REQUIRED ACTION: Lift out all lines below that contain "Your".

DATA TO USE:
- Opening Delimiter -

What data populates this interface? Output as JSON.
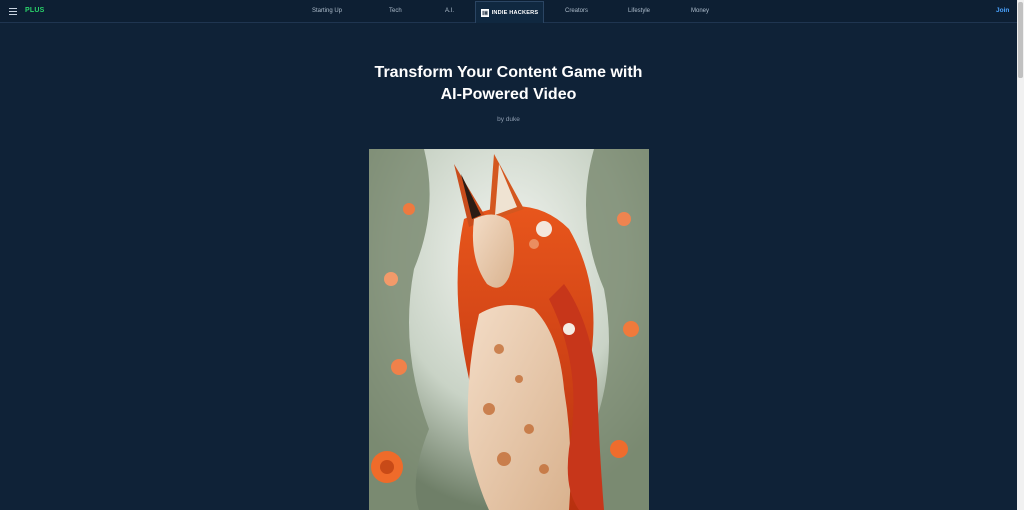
{
  "header": {
    "menu_icon": "hamburger-menu-icon",
    "plus_label": "PLUS",
    "nav": [
      "Starting Up",
      "Tech",
      "A.I.",
      "Creators",
      "Lifestyle",
      "Money"
    ],
    "logo_text": "INDIE HACKERS",
    "join_label": "Join"
  },
  "article": {
    "title_line1": "Transform Your Content Game with",
    "title_line2": "AI-Powered Video",
    "byline": "by duke",
    "hero_image": "illustration-fox-eared-woman-red-hair-floral"
  },
  "colors": {
    "background": "#0f2237",
    "plus": "#29d36a",
    "join": "#4aa3ff"
  }
}
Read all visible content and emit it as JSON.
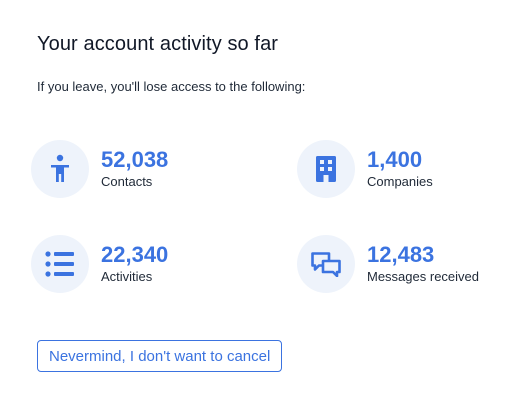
{
  "title": "Your account activity so far",
  "subtitle": "If you leave, you'll lose access to the following:",
  "accent_color": "#3b73e0",
  "icon_bg_color": "#eef3fb",
  "stats": [
    {
      "value": "52,038",
      "label": "Contacts",
      "icon": "person-icon"
    },
    {
      "value": "1,400",
      "label": "Companies",
      "icon": "building-icon"
    },
    {
      "value": "22,340",
      "label": "Activities",
      "icon": "list-icon"
    },
    {
      "value": "12,483",
      "label": "Messages received",
      "icon": "chat-icon"
    }
  ],
  "cancel_button": {
    "label": "Nevermind, I don't want to cancel"
  }
}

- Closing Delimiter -

OUTPUT BELOW:
    "title_line1": "Transform Your Content Game with",
  "title": "Your account activity so far",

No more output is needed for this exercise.